How would you improve transparency in city government, including responses to Freedom of Information Act requests and responding to decisions made by the Illinois Attorney General’s Office.
The people of this city have the right to know what our government is doing with our money. That’s why we have the Freedom of Information Act. It’s the law of the land. So it is stunning to me that the Mayor’s Office refuses to comply with FOIA requests, and it’s doubly stunning that its refusal continues despite the Illinois Attorney General’s clear direction to follow the law. It is a waste of time and taxpayer money to keep on fighting lawsuit after lawsuit over stubborn non-compliance with FOIA requests. As mayor, I will expect everyone in city government to comply with the Freedom of Information Act and to provide timely, complete responses to requests. That’s what the law requires, and that’s what we’ll do.
Do you support additional city building code enforcement policies, including toughening the building scofflaw list?
YES / NO
The Tribune and Better Government Association won this year’s Pulitzer Prize in local reporting by showing that more than 60 Chicagoans, many of them Black, died in fires where the city knew of fire safety issues in the building but failed to act in time. We found tenants cannot rely on the city to effectively enforce safety codes designed to protect them from fire. How will you address these issues?
The first step is to enforce the laws we already have in place. Landlords who violate smoke detector laws should be fined, and we need to revive the public list of problem landlords. We also need to invest in building inspections and get serious about enforcing safety codes proactively instead of putting the responsibility on tenants to spot violations and make complaints.
Do you support ending the city’s policy of providing security detail for former Chicago mayors?
YES / NO
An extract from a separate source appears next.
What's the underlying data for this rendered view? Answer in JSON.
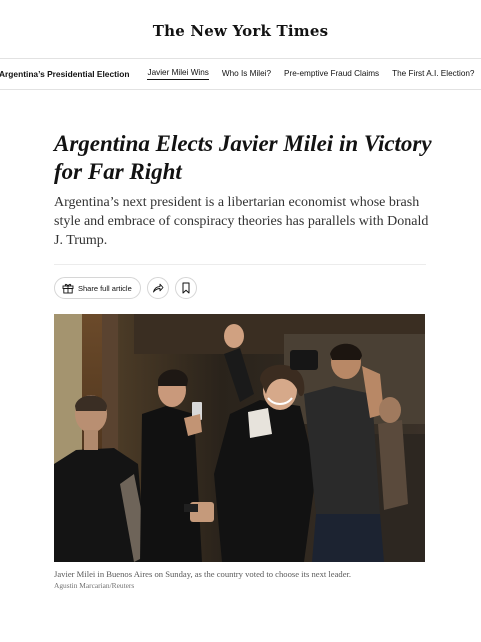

More than a decade since he left office, former Mayor Richard M. Daley still has a police detail. Chicago is the only city that still does that for former mayors. How long should former Chicago mayors receive police security and a driver from the city?
I can understand that a former mayor may require additional security in the first year after leaving office. However, I think the police detail should end after the first year unless there are unusual circumstances that would require extended security.